Tuesday, April 30, 2019

New research from neuroscientists at Johns Hopkins University suggests that the psychedelic drug MDMA (3,4-methylenedioxy-methamphetamine) may allow brains to re-learn social-reward behaviors in such a way that could be helpful in the treatment of PTSD. The study, reported in Nature, found that MDMA reopens a “critical period” in the brains of mice, making them more susceptible to new, pro-social behavior.

Critical periods, when the brain is sensitive to learning the reward value of social behaviors, were first identified in the 1930s in connection with the bonding behaviors of baby snow geese. For the first 24 hours of a snow gosling’s life, it bonds to its mother or, in her absence, to any other object.
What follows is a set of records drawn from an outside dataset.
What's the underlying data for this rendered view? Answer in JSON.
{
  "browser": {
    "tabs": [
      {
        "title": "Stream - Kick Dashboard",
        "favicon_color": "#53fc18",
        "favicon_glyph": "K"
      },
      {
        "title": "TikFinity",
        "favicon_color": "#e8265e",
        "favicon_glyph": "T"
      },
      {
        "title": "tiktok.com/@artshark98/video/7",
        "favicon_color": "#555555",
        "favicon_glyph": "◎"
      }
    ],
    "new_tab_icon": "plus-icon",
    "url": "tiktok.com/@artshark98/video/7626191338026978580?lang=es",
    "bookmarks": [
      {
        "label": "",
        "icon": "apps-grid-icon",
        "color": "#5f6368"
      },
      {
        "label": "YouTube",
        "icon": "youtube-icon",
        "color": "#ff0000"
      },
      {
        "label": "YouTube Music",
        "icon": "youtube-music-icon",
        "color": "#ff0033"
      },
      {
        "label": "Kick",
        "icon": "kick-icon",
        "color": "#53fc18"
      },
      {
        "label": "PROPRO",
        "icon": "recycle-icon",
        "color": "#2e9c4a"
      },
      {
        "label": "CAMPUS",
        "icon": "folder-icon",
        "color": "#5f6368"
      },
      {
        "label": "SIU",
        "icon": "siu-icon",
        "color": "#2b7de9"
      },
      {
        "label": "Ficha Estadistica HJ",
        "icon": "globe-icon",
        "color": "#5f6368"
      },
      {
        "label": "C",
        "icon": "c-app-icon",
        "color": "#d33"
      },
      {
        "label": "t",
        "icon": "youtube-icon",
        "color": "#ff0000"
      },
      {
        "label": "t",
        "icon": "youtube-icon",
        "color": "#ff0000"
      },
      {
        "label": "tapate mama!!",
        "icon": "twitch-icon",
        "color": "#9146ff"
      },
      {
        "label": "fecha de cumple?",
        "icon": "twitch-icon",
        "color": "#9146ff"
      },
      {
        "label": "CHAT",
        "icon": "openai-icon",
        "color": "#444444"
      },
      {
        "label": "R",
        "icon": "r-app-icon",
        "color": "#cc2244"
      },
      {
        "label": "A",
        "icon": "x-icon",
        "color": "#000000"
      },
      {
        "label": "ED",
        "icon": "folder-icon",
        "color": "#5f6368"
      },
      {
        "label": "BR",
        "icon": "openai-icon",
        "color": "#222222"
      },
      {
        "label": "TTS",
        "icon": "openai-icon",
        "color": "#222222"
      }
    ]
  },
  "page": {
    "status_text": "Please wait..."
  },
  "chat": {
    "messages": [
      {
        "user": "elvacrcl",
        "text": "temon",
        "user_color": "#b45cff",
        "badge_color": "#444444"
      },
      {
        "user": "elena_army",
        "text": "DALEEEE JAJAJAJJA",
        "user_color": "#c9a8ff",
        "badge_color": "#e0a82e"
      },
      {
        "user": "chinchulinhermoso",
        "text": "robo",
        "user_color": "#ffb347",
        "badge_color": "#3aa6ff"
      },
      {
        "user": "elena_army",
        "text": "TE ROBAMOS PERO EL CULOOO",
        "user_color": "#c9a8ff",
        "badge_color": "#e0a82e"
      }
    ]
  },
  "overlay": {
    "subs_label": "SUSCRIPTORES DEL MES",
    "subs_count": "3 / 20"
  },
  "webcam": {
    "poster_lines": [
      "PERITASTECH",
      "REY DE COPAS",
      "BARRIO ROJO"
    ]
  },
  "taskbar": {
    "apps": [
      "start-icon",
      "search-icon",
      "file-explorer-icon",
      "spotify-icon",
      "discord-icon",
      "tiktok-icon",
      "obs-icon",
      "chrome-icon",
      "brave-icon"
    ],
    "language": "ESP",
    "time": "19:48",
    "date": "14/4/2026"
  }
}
However, if the mother is initially present but vanishes 48 hours after her baby’s birth, the hatching won’t bond to anything else; the critical period will have closed.

In disease states, closure of critical periods limits the ability of the brain to adapt, so it is important to identify how to reopen critical periods. Since MDMA is known to have pro-social effects, the researchers hypothesized that the drug could be used to reopen the critical period after it had closed. Using mice, they first determined that the relevant critical period occurs around puberty and closes as the mice mature. They then dosed mature mice with MDMA and waited until the drug had washed completely out of their systems.

Most of the dosed mice exhibited juvenile (i.e., enhanced) abilities to learn new pro-social behaviors when compared to a control group. The effects of the drug lasted up to two weeks from the initial dosing. During the same period, the researchers also noticed that the brains of the dosed mice responded to the hormone oxytocin in ways that affect learning and memory, a phenomenon that does not usually occur in mature mice.

While MDMA may not work for every psychiatric condition involving social behaviors, the FDA has already “fast-tracked” it for study in connection with PTSD.

Read more.